There is yet another reason. Brahman alone remains eternal and the rest, one day or other bound to perish. Anything that undergoes modifications such as growth ultimately perishes. Every object that we are associated with in our daily life ultimately perishes, whereas, Brahman within is not subjected to growth. He always remains as a witness. It cannot be argued that He cannot witness our actions, as He is veiled by māyā. He can easily penetrate māyā as it is His own power, by which He casts a spell on all of us. It is called as spell, because spell is only temporary and can be removed with knowledge and practice.

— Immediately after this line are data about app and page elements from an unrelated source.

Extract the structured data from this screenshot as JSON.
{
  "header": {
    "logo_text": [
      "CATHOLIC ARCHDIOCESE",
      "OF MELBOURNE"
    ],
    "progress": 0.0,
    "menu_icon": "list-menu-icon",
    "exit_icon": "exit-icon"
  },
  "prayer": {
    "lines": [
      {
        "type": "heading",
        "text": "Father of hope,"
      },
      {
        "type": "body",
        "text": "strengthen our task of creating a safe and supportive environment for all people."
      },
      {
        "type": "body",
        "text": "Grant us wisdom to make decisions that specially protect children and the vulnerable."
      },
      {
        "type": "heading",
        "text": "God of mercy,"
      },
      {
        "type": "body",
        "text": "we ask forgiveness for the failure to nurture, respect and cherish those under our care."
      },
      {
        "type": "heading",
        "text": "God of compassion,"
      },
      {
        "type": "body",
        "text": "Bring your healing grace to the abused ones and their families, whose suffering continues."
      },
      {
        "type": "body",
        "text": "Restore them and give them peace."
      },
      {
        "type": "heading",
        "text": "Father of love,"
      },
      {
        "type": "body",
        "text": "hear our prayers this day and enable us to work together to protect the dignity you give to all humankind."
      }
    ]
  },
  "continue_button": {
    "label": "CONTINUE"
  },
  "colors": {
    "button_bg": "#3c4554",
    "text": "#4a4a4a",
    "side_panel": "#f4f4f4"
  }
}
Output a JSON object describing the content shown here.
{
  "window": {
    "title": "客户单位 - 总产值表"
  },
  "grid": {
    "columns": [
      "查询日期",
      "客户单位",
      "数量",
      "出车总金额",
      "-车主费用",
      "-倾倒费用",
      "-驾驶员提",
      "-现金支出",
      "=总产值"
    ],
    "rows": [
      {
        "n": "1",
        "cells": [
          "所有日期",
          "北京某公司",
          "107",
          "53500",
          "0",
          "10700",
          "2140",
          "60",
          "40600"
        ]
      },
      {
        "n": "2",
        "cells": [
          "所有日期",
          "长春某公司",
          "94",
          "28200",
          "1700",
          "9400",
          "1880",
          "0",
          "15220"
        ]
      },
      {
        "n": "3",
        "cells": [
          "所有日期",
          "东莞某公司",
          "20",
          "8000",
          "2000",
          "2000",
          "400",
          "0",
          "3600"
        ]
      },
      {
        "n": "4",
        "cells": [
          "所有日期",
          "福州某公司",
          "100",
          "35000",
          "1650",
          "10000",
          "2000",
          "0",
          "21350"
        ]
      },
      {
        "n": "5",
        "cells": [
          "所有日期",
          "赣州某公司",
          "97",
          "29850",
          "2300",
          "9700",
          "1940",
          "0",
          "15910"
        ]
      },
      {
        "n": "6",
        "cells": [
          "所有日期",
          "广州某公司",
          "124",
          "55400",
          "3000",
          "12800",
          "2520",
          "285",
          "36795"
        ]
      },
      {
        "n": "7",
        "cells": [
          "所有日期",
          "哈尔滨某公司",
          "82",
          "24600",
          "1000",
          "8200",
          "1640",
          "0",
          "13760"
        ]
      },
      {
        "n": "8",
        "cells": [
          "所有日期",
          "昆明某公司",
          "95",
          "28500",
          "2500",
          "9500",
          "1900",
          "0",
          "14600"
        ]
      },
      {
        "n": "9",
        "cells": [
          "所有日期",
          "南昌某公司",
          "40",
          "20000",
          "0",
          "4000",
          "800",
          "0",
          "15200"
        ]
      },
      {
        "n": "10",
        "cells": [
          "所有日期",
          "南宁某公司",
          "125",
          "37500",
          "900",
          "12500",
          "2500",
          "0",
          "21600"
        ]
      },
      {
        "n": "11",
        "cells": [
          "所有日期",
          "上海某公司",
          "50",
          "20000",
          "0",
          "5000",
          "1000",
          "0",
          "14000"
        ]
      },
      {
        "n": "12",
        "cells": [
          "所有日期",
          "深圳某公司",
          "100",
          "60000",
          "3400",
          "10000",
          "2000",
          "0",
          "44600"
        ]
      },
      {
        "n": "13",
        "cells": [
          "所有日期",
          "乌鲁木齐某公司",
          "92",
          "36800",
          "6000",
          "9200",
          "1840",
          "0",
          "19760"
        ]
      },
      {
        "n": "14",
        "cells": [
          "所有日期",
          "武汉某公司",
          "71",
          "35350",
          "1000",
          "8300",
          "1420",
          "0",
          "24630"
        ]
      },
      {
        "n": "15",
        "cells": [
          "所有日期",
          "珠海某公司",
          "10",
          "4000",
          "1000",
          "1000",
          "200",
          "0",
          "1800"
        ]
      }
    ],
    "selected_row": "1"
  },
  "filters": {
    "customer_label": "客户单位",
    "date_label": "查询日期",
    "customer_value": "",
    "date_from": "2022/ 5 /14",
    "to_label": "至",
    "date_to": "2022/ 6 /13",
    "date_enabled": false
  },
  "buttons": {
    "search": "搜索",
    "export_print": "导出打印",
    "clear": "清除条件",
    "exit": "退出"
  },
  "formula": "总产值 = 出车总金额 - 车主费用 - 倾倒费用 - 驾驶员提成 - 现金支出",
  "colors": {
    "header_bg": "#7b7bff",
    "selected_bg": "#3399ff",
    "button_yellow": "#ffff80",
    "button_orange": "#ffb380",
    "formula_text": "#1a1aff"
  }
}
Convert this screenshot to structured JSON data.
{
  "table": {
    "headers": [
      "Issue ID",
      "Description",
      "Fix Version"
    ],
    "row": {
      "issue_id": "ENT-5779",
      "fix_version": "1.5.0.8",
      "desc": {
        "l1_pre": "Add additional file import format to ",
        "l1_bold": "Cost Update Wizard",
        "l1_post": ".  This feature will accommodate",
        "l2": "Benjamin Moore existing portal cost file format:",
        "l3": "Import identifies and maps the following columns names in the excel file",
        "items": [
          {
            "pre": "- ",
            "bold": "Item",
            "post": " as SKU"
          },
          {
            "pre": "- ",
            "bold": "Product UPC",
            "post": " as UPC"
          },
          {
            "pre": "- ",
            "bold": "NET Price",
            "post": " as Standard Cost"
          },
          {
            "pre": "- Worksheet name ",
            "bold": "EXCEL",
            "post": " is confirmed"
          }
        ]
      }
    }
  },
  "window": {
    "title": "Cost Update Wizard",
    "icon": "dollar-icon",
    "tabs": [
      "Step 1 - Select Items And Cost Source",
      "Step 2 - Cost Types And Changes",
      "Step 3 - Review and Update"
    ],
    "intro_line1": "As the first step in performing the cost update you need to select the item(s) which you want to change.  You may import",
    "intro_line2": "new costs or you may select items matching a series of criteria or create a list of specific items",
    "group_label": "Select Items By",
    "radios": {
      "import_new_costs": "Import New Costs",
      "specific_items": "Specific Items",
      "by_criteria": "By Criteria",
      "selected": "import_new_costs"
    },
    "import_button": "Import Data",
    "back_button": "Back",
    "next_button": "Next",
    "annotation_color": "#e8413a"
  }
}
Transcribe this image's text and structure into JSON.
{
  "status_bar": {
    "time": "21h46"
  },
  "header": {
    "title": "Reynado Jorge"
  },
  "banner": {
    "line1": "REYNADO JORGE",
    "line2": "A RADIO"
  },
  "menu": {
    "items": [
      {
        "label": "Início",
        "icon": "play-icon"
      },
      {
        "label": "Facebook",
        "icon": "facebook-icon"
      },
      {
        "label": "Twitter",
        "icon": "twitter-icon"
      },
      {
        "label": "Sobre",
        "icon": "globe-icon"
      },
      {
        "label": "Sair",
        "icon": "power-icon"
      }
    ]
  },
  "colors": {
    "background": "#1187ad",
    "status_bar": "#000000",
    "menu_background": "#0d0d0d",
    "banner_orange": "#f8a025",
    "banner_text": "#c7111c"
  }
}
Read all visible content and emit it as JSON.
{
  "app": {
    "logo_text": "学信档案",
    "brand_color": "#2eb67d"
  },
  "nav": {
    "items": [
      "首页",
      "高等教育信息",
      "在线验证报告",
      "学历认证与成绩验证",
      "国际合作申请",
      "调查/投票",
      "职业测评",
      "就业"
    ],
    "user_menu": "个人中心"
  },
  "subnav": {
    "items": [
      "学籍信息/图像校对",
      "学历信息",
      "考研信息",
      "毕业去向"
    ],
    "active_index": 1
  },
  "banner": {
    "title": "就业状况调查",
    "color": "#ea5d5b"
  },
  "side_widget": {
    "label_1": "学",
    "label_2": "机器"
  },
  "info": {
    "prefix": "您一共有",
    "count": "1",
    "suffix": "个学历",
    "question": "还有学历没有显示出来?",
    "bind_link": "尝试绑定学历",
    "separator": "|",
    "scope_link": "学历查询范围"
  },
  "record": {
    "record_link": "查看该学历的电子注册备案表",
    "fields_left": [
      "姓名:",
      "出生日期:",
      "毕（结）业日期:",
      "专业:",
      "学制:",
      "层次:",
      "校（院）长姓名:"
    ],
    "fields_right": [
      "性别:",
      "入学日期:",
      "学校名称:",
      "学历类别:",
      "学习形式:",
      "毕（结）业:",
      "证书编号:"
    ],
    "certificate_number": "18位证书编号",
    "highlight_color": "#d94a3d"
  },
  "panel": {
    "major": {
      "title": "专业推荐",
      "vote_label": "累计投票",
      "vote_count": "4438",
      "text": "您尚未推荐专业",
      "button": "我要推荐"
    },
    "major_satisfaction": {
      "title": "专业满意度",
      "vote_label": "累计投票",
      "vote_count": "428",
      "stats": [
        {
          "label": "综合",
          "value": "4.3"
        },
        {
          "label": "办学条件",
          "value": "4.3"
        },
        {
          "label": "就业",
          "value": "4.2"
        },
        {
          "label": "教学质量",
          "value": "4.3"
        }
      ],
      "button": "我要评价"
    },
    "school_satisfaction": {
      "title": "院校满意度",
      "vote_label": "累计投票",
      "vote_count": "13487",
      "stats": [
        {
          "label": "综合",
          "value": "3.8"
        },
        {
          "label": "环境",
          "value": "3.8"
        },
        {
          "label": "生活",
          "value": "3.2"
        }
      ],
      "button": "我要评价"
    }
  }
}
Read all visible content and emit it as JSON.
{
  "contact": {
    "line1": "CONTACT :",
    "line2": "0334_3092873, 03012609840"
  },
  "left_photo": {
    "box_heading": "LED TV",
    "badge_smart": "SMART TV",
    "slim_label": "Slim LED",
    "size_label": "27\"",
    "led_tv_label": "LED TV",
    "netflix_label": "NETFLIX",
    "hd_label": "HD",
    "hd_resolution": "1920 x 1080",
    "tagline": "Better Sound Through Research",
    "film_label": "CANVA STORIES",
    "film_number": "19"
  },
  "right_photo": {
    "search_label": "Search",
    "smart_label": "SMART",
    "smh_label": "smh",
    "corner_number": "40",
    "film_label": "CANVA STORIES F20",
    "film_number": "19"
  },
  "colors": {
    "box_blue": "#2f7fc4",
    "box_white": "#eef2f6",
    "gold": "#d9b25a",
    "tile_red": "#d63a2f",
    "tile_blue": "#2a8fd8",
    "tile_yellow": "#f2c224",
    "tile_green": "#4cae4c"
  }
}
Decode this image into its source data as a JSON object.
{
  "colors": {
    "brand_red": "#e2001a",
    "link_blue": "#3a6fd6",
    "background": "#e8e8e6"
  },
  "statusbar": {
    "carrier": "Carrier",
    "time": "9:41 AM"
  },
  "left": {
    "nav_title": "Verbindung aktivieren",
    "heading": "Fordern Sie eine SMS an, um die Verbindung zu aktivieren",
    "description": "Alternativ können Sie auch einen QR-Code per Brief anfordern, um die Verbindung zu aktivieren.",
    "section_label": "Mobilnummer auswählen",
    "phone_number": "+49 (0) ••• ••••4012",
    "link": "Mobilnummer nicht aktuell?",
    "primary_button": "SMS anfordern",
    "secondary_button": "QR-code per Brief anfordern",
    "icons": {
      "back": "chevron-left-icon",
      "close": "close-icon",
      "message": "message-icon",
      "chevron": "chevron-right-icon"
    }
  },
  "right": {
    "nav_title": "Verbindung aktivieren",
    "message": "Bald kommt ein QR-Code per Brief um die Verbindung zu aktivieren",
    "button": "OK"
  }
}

Brahman is called as the Internal Ruler in Bṛhadāraṇyaka Upaniṣad (III.vii.1). It asks, “Do you know that Internal Ruler, who controls this life as well as the next life and also controls all the beings by remaining within.” This clearly proves that without the Self, nothing can function. The Upaniṣad does not stop with this. It proceeds to say, “The one who knows Him, indeed knows Brahman.” This conclusively proves that the Internal Ruler is none other than Brahman. Realizing Him as the Internal Ruler (the Self within) is not difficult. What we need is a True Guru, spiritual knowledge and persistent practice (contemplation or meditation).

Vivekacūḍāmaṇi (429 and 429) beautifully summarises this discussion. It says, “He, whose prajñā (wisdom, intelligence, knowledge, discrimination, judgment) is steady, who has perpetual bliss, who has almost forgotten the material world (it is not said that one should forget the material world completely; it is only said that the material world should forgotten to the maximum possible extent), is accepted as a person liberated in this birth itself. He who even having his mind merged in Brahman is also quite alert; but at the same time, he is free from the characteristics of mundane active life, and whose realization is free from desires is accepted as a man liberated in this life (jīvanmukata).” A jīvanmukata is the one, who is liberated and still holds on his physical body to expend all his karmic impressions.